1793 ENGLISH POETRY 1579-1830: SPENSER AND THE TRADITION

Edmund Burke

George Butt, "To Edmund Burke" Poems (1793) 2:159.



Heroic worth, O Burke, implies a mind
Fearless and firm, laborious, kind, and just,
But in a deedless prison is confin'd,
Nor is accomplish'd to fulfil its trust,
Where (Understanding's higher pow'rs deny'd)
It sleeps a stagnant lake depriv'd of wind and tide.

When these perfections are combin'd, we see
The godlike friend of nations, Time,
Enrich'd with genial lustre, rise like thee,
Till up to Glory's noon his radiance climb,
Far o'er the earth salute the raptur'd sight,
And yield its goodliest fruits the largess of his light.
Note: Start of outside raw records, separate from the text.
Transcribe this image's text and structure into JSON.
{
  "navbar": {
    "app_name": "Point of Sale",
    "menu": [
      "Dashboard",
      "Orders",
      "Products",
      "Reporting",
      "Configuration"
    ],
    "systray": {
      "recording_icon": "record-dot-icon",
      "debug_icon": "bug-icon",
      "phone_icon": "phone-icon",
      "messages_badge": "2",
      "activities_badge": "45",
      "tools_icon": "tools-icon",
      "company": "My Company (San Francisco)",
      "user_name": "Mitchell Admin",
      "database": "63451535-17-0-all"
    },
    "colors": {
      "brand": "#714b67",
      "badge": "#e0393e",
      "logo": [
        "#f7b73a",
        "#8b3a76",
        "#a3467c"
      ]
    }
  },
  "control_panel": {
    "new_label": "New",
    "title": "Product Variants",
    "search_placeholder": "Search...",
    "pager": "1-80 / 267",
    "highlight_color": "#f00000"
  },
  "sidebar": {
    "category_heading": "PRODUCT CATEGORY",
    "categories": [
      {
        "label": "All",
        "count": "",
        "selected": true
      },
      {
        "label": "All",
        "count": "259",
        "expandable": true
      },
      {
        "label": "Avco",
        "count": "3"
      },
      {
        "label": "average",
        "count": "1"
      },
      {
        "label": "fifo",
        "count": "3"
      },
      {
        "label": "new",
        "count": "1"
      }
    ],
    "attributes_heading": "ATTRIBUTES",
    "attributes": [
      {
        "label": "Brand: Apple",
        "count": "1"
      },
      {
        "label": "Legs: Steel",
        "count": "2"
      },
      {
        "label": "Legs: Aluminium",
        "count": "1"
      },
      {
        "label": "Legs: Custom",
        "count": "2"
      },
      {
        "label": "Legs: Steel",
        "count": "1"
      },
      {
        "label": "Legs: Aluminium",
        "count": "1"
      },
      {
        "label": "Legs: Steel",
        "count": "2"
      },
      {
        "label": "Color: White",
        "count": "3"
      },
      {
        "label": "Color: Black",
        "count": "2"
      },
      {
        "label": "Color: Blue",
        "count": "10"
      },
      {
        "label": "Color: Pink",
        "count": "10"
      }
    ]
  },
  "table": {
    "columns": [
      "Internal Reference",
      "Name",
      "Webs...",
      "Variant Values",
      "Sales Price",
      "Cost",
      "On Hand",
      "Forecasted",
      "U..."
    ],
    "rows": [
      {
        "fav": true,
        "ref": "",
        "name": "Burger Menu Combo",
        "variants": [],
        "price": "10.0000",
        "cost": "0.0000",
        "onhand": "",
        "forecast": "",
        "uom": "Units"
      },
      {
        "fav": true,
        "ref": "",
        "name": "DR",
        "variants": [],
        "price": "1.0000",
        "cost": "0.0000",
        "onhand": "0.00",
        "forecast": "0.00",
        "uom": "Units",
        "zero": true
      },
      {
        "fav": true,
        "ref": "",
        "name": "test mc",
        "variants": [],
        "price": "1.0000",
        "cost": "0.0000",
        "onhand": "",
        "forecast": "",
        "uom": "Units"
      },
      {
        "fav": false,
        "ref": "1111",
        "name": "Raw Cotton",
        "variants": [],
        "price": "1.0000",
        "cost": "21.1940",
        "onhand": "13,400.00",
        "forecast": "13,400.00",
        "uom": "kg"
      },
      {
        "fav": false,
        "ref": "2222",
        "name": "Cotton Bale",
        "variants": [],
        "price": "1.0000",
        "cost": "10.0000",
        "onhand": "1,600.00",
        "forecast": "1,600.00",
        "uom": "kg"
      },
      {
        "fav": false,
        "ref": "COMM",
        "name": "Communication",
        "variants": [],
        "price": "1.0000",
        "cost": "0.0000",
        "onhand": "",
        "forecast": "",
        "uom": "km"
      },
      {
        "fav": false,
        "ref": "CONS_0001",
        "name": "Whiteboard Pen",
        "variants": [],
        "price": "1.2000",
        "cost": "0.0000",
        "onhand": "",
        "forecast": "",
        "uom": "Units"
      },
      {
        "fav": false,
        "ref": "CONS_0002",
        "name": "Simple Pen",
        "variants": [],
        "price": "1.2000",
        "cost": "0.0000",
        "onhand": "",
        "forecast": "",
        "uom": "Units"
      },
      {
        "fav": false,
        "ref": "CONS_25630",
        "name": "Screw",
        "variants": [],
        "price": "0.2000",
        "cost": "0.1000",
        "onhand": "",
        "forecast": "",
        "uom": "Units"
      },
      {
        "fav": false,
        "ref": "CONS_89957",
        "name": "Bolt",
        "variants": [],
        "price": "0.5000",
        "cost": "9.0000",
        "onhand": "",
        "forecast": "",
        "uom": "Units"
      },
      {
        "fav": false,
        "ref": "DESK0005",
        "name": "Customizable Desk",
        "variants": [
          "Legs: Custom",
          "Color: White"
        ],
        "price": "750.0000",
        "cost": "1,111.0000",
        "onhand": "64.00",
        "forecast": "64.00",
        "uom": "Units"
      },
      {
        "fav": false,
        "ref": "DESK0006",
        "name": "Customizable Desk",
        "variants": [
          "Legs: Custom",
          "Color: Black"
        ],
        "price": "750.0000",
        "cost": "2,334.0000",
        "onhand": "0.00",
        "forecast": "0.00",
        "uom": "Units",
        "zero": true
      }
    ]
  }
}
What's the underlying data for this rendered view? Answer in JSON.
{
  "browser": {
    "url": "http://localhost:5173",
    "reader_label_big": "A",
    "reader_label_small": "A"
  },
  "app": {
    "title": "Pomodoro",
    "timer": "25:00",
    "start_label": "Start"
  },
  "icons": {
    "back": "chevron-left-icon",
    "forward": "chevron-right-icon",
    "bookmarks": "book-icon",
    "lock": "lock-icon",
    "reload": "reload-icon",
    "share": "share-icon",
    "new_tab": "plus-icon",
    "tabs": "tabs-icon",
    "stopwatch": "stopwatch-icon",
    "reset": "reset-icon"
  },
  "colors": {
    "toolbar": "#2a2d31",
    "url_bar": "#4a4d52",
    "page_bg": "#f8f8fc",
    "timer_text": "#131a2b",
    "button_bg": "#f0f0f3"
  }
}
Tho' Dulness blink, and shun the glorious blaze
Which Envy's hazy veil would hide from view,
Its Heav'n-born force but wider shoots its rays,
Exults its healing journey to pursue,
The more obstructed struggles more to shine,
Nor yields to Hell-born Hate its destiny divine.

'Tis thine to know, 'tis often thine to feel
How Virtue lifts thee, Burke, above despite,
Guards the great guardian of the public weal,
Nor grants the rage of foes thy fame to blight,
When o'er life's wild thy Virtue's march they blame,
Still clouded from their view, tho' lit by Heav'n's own flame.